▶ _TASK INSTRUCTIONS_
What's needed is a full, exact retyping of the records.

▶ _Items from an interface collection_
--- START ---

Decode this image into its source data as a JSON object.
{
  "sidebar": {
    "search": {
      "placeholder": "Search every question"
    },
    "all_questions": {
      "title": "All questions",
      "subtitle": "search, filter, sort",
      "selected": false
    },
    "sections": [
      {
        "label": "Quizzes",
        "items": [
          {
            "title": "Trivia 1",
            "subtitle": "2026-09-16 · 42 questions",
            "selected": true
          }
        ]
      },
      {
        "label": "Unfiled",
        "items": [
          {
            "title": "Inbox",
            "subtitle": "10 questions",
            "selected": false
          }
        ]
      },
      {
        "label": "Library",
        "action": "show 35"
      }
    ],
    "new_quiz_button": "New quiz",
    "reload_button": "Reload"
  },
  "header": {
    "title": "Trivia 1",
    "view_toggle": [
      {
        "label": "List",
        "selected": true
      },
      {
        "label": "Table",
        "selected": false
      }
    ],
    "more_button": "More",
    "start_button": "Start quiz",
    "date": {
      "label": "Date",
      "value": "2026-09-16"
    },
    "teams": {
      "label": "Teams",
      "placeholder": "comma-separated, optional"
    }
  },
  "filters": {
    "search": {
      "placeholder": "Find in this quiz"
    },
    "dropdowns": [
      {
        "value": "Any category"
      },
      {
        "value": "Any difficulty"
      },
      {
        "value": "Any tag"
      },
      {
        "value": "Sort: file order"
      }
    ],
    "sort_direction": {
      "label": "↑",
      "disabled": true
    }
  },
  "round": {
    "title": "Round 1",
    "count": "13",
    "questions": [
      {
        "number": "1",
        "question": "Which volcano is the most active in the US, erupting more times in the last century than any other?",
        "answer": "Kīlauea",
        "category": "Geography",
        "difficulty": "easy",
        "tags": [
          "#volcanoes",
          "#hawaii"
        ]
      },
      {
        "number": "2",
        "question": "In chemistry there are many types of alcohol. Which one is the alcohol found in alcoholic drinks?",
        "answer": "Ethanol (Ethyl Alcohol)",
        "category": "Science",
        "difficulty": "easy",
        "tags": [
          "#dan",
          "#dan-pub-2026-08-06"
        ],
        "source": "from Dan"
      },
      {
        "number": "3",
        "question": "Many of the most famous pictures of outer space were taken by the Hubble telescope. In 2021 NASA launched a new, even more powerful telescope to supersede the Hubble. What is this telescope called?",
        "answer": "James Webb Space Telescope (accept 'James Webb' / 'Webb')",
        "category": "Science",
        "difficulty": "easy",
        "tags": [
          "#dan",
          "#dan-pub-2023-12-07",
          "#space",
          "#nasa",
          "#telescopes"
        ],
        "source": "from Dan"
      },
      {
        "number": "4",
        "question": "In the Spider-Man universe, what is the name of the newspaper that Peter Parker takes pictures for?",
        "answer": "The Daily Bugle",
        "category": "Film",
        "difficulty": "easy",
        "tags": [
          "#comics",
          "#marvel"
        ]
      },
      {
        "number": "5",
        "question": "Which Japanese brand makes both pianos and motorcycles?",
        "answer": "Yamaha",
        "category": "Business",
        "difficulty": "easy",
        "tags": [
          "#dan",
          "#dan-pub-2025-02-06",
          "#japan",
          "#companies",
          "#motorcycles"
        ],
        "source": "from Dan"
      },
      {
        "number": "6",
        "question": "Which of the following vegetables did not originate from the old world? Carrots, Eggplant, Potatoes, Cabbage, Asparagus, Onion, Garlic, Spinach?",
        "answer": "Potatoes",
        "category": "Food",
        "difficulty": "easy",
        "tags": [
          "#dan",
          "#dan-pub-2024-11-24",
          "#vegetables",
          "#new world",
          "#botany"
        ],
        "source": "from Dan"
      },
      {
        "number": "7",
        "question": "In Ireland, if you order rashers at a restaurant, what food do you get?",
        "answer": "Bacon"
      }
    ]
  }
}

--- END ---

▶ _RESPONSE TO THE EXERCISE_
Decode this image into its source data as a JSON object.
{
  "sidebar": {
    "search": {
      "placeholder": "Search every question"
    },
    "all_questions": {
      "title": "All questions",
      "subtitle": "search, filter, sort",
      "selected": false
    },
    "sections": [
      {
        "label": "Quizzes",
        "items": [
          {
            "title": "Trivia 1",
            "subtitle": "2026-09-16 · 42 questions",
            "selected": true
          }
        ]
      },
      {
        "label": "Unfiled",
        "items": [
          {
            "title": "Inbox",
            "subtitle": "10 questions",
            "selected": false
          }
        ]
      },
      {
        "label": "Library",
        "action": "show 35"
      }
    ],
    "new_quiz_button": "New quiz",
    "reload_button": "Reload"
  },
  "header": {
    "title": "Trivia 1",
    "view_toggle": [
      {
        "label": "List",
        "selected": true
      },
      {
        "label": "Table",
        "selected": false
      }
    ],
    "more_button": "More",
    "start_button": "Start quiz",
    "date": {
      "label": "Date",
      "value": "2026-09-16"
    },
    "teams": {
      "label": "Teams",
      "placeholder": "comma-separated, optional"
    }
  },
  "filters": {
    "search": {
      "placeholder": "Find in this quiz"
    },
    "dropdowns": [
      {
        "value": "Any category"
      },
      {
        "value": "Any difficulty"
      },
      {
        "value": "Any tag"
      },
      {
        "value": "Sort: file order"
      }
    ],
    "sort_direction": {
      "label": "↑",
      "disabled": true
    }
  },
  "round": {
    "title": "Round 1",
    "count": "13",
    "questions": [
      {
        "number": "1",
        "question": "Which volcano is the most active in the US, erupting more times in the last century than any other?",
        "answer": "Kīlauea",
        "category": "Geography",
        "difficulty": "easy",
        "tags": [
          "#volcanoes",
          "#hawaii"
        ]
      },
      {
        "number": "2",
        "question": "In chemistry there are many types of alcohol. Which one is the alcohol found in alcoholic drinks?",
        "answer": "Ethanol (Ethyl Alcohol)",
        "category": "Science",
        "difficulty": "easy",
        "tags": [
          "#dan",
          "#dan-pub-2026-08-06"
        ],
        "source": "from Dan"
      },
      {
        "number": "3",
        "question": "Many of the most famous pictures of outer space were taken by the Hubble telescope. In 2021 NASA launched a new, even more powerful telescope to supersede the Hubble. What is this telescope called?",
        "answer": "James Webb Space Telescope (accept 'James Webb' / 'Webb')",
        "category": "Science",
        "difficulty": "easy",
        "tags": [
          "#dan",
          "#dan-pub-2023-12-07",
          "#space",
          "#nasa",
          "#telescopes"
        ],
        "source": "from Dan"
      },
      {
        "number": "4",
        "question": "In the Spider-Man universe, what is the name of the newspaper that Peter Parker takes pictures for?",
        "answer": "The Daily Bugle",
        "category": "Film",
        "difficulty": "easy",
        "tags": [
          "#comics",
          "#marvel"
        ]
      },
      {
        "number": "5",
        "question": "Which Japanese brand makes both pianos and motorcycles?",
        "answer": "Yamaha",
        "category": "Business",
        "difficulty": "easy",
        "tags": [
          "#dan",
          "#dan-pub-2025-02-06",
          "#japan",
          "#companies",
          "#motorcycles"
        ],
        "source": "from Dan"
      },
      {
        "number": "6",
        "question": "Which of the following vegetables did not originate from the old world? Carrots, Eggplant, Potatoes, Cabbage, Asparagus, Onion, Garlic, Spinach?",
        "answer": "Potatoes",
        "category": "Food",
        "difficulty": "easy",
        "tags": [
          "#dan",
          "#dan-pub-2024-11-24",
          "#vegetables",
          "#new world",
          "#botany"
        ],
        "source": "from Dan"
      },
      {
        "number": "7",
        "question": "In Ireland, if you order rashers at a restaurant, what food do you get?",
        "answer": "Bacon"
      }
    ]
  }
}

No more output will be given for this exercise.